To tick off all of the obligatory highlights, add another day. If, on the other hand, you are a flaneur and a fan of Modernist architecture, you can easily spend 3 more days on top of that, simply strolling Tashkent.
First or last?
If you are entering and leaving Uzbekistan through Tashkent, we recommend you get out of the city soon after your arrival. Tashkent is best visited on the way back, when you might care to eat something other than plov and somsa and might actually even welcome a bit of big-city buzz; in this respect Tashkent serves as a halfway house between your holiday experience and the world back home.
Also, the museums make more sense after you have visited the places where the art came from.
Old Tashkent lies in the northwestern corner of town, with the Chorsu bazaar and the Khast Imam complex as its center of gravity. It contains the old mahallas that survived the modernisation push (so far), as well as Tashkent’s remaining medieval monuments. Take a walk around Old Tashkent to see the sights and get a feel for the place.
Central Tashkent is the area roughly between metro stops Kosmonavtlar and Oybek in the south, Amir Timur Square in the center, and north up to Bodomzor metro station between Amir Timur street and the Anhor canal. Here you will find most museums and monuments as well as the best restaurants and hotels in Tashkent.
Together, these 2 areas comprise almost all points of classic tourist interest. Beyond lie residential neighbourhoods, parks and shopping and entertainment districts.

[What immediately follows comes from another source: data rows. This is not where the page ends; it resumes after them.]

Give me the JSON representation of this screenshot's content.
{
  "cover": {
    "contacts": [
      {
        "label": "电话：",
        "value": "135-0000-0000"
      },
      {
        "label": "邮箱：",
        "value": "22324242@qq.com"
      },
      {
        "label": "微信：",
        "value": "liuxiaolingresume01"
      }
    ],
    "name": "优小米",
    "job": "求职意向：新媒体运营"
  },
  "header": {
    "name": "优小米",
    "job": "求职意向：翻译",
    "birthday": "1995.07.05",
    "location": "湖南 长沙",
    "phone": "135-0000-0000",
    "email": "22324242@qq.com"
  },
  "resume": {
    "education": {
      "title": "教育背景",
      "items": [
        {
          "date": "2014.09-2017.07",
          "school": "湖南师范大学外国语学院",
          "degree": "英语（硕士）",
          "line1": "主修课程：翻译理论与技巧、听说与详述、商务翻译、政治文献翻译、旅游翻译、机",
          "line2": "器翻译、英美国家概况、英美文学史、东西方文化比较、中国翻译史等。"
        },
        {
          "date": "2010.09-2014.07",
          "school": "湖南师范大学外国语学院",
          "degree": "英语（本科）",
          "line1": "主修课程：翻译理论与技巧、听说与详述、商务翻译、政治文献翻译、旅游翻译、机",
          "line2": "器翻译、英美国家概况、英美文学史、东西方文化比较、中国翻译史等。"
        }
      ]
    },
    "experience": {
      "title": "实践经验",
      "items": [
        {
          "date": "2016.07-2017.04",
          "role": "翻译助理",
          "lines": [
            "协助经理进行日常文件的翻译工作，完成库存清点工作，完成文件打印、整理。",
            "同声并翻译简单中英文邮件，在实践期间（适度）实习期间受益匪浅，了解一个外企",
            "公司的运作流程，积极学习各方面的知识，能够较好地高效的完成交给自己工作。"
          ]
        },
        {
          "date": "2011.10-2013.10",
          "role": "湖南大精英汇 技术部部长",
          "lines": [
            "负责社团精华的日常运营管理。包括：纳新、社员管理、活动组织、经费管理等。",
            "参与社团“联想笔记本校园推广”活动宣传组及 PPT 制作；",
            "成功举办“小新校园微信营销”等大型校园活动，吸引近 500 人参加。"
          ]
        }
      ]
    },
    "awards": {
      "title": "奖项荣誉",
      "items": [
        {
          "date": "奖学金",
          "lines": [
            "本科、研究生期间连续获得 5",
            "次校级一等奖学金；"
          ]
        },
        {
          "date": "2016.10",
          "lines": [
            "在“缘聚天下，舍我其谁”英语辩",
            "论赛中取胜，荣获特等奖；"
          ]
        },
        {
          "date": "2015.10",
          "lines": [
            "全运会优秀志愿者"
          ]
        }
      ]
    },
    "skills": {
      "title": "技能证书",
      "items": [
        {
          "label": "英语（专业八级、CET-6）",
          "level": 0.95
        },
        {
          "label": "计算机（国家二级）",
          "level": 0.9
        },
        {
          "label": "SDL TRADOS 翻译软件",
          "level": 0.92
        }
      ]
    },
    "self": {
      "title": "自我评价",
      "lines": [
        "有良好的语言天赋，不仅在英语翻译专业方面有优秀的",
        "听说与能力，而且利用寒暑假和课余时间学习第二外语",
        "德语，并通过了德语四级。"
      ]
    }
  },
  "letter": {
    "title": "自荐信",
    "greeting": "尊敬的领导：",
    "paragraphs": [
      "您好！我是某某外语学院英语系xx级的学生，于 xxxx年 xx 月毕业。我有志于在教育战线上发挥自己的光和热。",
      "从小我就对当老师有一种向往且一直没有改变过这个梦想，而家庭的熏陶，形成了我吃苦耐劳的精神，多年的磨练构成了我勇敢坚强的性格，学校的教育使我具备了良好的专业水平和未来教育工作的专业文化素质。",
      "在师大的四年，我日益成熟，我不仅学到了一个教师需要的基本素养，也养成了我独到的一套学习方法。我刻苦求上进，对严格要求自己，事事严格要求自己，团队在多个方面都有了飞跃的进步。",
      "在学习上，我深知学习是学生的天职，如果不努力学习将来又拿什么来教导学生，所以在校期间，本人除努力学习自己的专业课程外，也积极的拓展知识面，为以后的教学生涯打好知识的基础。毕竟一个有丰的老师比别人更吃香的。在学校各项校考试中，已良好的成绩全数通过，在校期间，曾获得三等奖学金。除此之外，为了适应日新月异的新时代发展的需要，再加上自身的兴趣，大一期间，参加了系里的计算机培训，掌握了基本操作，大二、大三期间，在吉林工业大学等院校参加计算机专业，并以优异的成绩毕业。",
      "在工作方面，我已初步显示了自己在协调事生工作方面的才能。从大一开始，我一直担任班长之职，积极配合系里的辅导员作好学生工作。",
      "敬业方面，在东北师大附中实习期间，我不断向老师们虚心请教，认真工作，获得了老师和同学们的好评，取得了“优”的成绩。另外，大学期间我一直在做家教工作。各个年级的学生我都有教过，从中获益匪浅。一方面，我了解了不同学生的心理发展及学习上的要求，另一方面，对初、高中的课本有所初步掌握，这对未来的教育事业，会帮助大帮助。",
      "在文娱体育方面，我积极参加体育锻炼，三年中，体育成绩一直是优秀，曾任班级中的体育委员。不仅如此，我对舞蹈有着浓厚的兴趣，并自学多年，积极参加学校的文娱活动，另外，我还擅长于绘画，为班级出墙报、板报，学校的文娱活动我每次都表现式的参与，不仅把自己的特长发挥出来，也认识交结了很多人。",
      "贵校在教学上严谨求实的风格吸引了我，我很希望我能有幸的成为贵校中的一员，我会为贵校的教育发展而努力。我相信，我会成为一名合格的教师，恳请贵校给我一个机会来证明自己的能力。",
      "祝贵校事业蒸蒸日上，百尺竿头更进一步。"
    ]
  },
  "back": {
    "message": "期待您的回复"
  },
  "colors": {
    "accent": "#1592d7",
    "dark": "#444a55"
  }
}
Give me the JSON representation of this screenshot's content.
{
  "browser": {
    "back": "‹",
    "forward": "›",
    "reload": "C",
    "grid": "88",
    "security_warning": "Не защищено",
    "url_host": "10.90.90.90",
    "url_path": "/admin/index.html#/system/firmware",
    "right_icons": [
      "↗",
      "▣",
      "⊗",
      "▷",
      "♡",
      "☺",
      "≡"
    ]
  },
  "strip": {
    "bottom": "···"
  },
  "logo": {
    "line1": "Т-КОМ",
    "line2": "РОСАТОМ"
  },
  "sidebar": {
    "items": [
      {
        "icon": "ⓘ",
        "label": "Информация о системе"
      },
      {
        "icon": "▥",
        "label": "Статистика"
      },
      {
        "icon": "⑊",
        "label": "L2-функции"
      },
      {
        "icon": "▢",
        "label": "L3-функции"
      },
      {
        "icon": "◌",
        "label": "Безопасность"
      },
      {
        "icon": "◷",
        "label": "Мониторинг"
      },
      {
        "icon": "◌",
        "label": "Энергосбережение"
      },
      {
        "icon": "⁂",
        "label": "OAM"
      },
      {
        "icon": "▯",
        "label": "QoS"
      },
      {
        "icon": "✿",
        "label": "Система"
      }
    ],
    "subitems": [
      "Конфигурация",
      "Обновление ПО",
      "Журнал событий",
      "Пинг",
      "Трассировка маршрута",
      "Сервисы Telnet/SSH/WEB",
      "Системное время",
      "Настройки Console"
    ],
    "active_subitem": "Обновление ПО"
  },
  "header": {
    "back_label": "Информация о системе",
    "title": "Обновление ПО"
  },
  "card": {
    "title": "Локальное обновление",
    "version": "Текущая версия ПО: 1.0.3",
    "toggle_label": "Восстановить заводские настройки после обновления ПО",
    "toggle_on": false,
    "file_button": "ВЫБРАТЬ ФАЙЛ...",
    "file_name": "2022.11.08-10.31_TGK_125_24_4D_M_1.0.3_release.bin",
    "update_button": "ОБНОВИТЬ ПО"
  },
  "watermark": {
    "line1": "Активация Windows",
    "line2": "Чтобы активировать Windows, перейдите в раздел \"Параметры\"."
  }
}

Some people find the police presence around metro stations oppressive (they obviously haven’t been to Xinjiang at that point). I’d let that thought fly; police is courteous towards travelers, and the police state, despite its obvious dark side, does make Tashkent a superbly safe city for tourists.